The Magistrate's Office is an integral part of the judicial system and is made up of judicial officers of the Commonwealth of Virginia. The principal function of the magistrate is to provide an independent, unbiased review of complaints brought to the office by police officers, sheriffs, deputies, and citizens.
Magistrates are trained to perform such duties as issuing search warrants, subpoenas, arrest warrants, summonses, and setting bail. In addition, magistrates may assist the public by providing information on the judicial system processes and procedures.
- Learn more about Magistrate services on the Virginia Judicial System website.
As described in the Code of Virginia: Title 19.2, Chapter 3: Magistrates, the Executive Secretary of the Supreme Court of Virginia appoints magistrates in consultation with the chief judges of the circuit courts within the magisterial region for which the magistrate is appointed to serve. The number of magistrates in each district is authorized by the Committee on District Courts and must be sufficient for the effective administration of justice.
Any persons who are United States citizens and residents of the judicial district for which they are seeking appointment are eligible to become magistrates unless precluded from appointment because of a statutory conflict of interest such as having a spouse who is a law enforcement officer.
Magistrates will try to assist you by providing general information, but they are generally not attorneys and cannot give legal advice. If you wish to retain your own attorney or obtain legal advice but do not know an attorney, you may obtain the name and telephone number of a local attorney from the Virginia State Bar Referral Service by calling toll-free: 800-552-7977.
The Executive Secretary of the Supreme Court of Virginia has full supervisory authority over magistrates. Each district has a chief magistrate who exercises direct daily supervision over the magistrates within the district.
The large urban areas generally utilize full-time magistrates who work on a shift basis to maintain an open office 24 hours a day. In contrast, the majority of rural magistrates work on an availability basis and are contacted as needed by citizens or law enforcement officers. In some areas, magistrates work a fixed schedule during the day and are on-call during night hours.
Magistrates have no power to take any action unless authority has been expressly conferred by statute. Magistrates have the following powers to:

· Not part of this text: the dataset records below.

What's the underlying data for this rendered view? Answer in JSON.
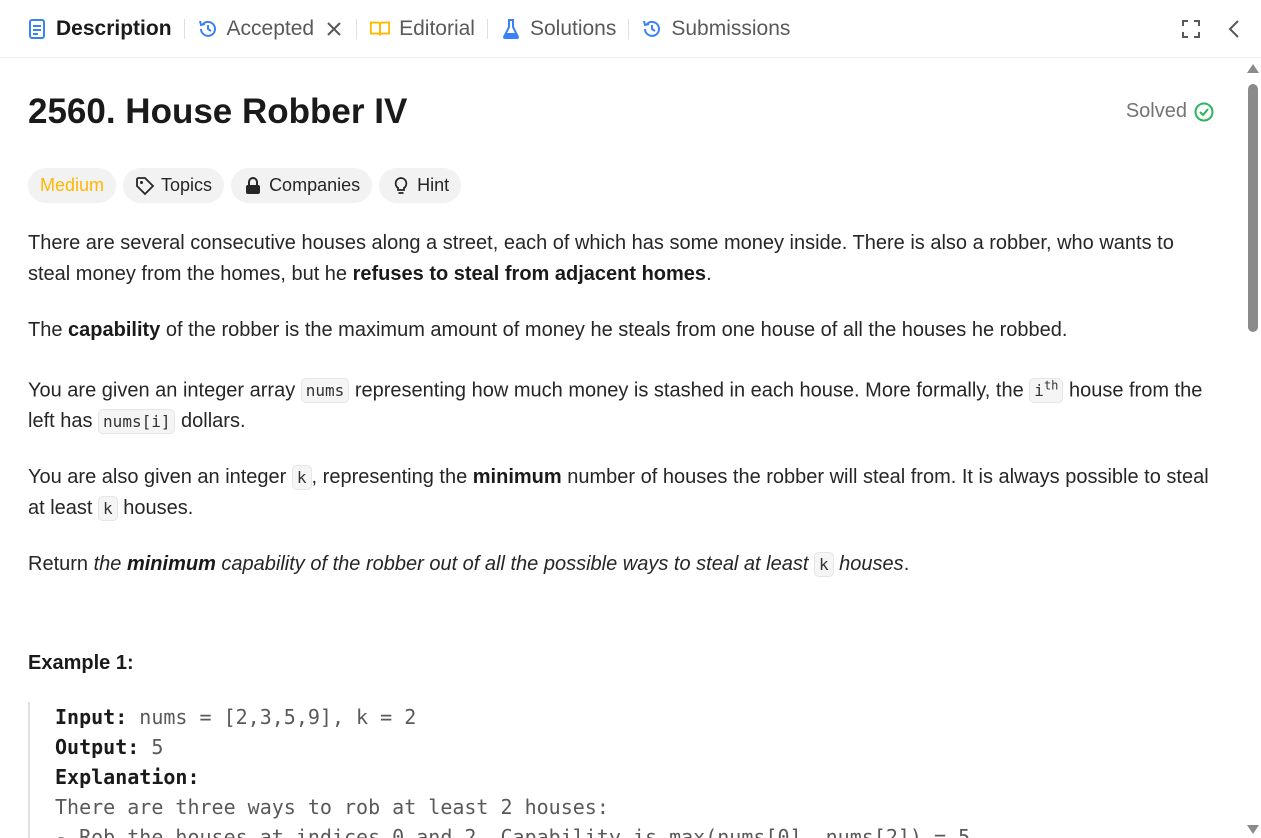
{
  "tabs": [
    {
      "label": "Description",
      "icon": "description-icon"
    },
    {
      "label": "Accepted",
      "icon": "history-icon"
    },
    {
      "label": "Editorial",
      "icon": "book-icon"
    },
    {
      "label": "Solutions",
      "icon": "flask-icon"
    },
    {
      "label": "Submissions",
      "icon": "history-icon"
    }
  ],
  "problem": {
    "title": "2560. House Robber IV",
    "status": "Solved",
    "difficulty": "Medium",
    "chips": {
      "topics": "Topics",
      "companies": "Companies",
      "hint": "Hint"
    }
  },
  "description": {
    "p1_a": "There are several consecutive houses along a street, each of which has some money inside. There is also a robber, who wants to steal money from the homes, but he ",
    "p1_b": "refuses to steal from adjacent homes",
    "p1_c": ".",
    "p2_a": "The ",
    "p2_b": "capability",
    "p2_c": " of the robber is the maximum amount of money he steals from one house of all the houses he robbed.",
    "p3_a": "You are given an integer array ",
    "p3_code1": "nums",
    "p3_b": " representing how much money is stashed in each house. More formally, the ",
    "p3_code2": "i",
    "p3_sup": "th",
    "p3_c": " house from the left has ",
    "p3_code3": "nums[i]",
    "p3_d": " dollars.",
    "p4_a": "You are also given an integer ",
    "p4_code1": "k",
    "p4_b": ", representing the ",
    "p4_bold": "minimum",
    "p4_c": " number of houses the robber will steal from. It is always possible to steal at least ",
    "p4_code2": "k",
    "p4_d": " houses.",
    "p5_a": "Return ",
    "p5_i1": "the ",
    "p5_bi": "minimum",
    "p5_i2": " capability of the robber out of all the possible ways to steal at least ",
    "p5_code": "k",
    "p5_i3": " houses",
    "p5_end": "."
  },
  "example1": {
    "title": "Example 1:",
    "input_label": "Input:",
    "input_value": " nums = [2,3,5,9], k = 2",
    "output_label": "Output:",
    "output_value": " 5",
    "explanation_label": "Explanation:",
    "line1": "There are three ways to rob at least 2 houses:",
    "line2": "- Rob the houses at indices 0 and 2. Capability is max(nums[0], nums[2]) = 5."
  },
  "colors": {
    "medium": "#ffb800",
    "solved_check": "#2db55d",
    "description_icon": "#3b82f6",
    "editorial_icon": "#ffb800",
    "flask_icon": "#3b82f6",
    "history_icon": "#3b82f6"
  }
}
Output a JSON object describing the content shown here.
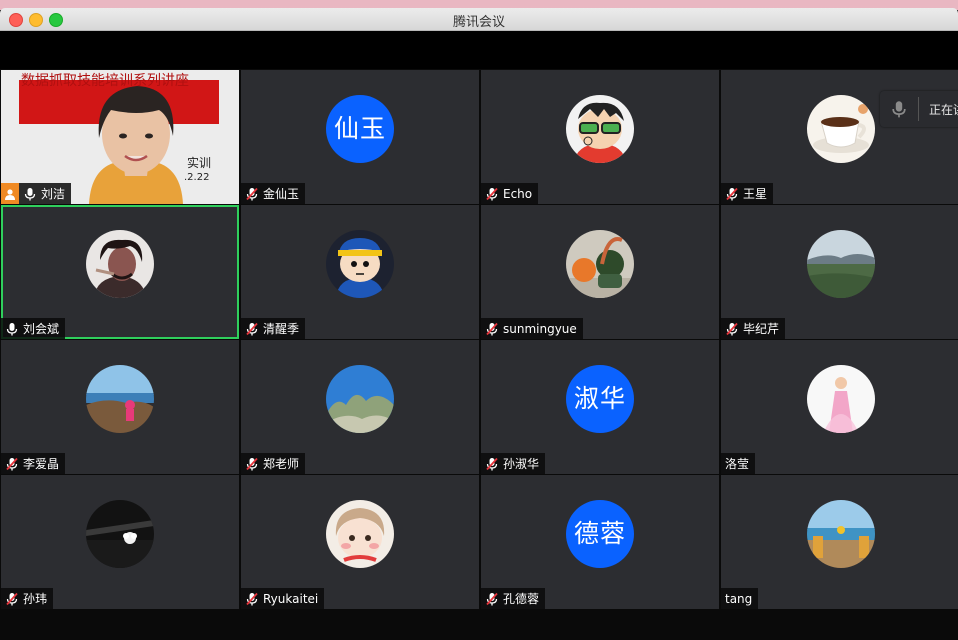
{
  "window": {
    "title": "腾讯会议"
  },
  "speaking": {
    "label": "正在讲"
  },
  "share": {
    "title": "数据抓取技能培训系列讲座",
    "subtitle": "实训",
    "date": ".2.22"
  },
  "participants": [
    {
      "name": "刘洁",
      "mic": "on",
      "host": true,
      "avatar": "screen-share"
    },
    {
      "name": "金仙玉",
      "mic": "off",
      "avatar": "text",
      "avatar_text": "仙玉"
    },
    {
      "name": "Echo",
      "mic": "off",
      "avatar": "cartoon-glasses"
    },
    {
      "name": "王星",
      "mic": "off",
      "avatar": "coffee-cup"
    },
    {
      "name": "刘会斌",
      "mic": "on",
      "active": true,
      "avatar": "portrait"
    },
    {
      "name": "清醒季",
      "mic": "off",
      "avatar": "cartoon-boy"
    },
    {
      "name": "sunmingyue",
      "mic": "off",
      "avatar": "orange-plant"
    },
    {
      "name": "毕纪芹",
      "mic": "off",
      "avatar": "landscape"
    },
    {
      "name": "李爱晶",
      "mic": "off",
      "avatar": "seaside"
    },
    {
      "name": "郑老师",
      "mic": "off",
      "avatar": "tree-sky"
    },
    {
      "name": "孙淑华",
      "mic": "off",
      "avatar": "text",
      "avatar_text": "淑华"
    },
    {
      "name": "洛莹",
      "mic": "none",
      "avatar": "girl-dress"
    },
    {
      "name": "孙玮",
      "mic": "off",
      "avatar": "night-flower"
    },
    {
      "name": "Ryukaitei",
      "mic": "off",
      "avatar": "cartoon-girl"
    },
    {
      "name": "孔德蓉",
      "mic": "off",
      "avatar": "text",
      "avatar_text": "德蓉"
    },
    {
      "name": "tang",
      "mic": "none",
      "avatar": "beach"
    }
  ],
  "colors": {
    "tile_bg": "#2c2d31",
    "active_border": "#2fcf5c",
    "text_avatar_bg": "#0a62ff",
    "mic_muted": "#e5343c",
    "host_badge": "#f08a24"
  }
}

- Accept prepayment for traffic and certain minor misdemeanor offenses
- Act as a conservator of the peace
- Administer oaths and take acknowledgements
- Admit to bail or commit to jail
- Issue arrest warrants
- Issue civil or criminal temporary mental detention orders
- Issue civil warrants
- Issue emergency custody orders
- Issue emergency protective orders
- Issue medical emergency temporary detention orders
- Issue out of service orders
- Issue search warrants
- Issue warrants and subpoenas
As a general rule, magistrates may exercise their authority only within the borders of their judicial district.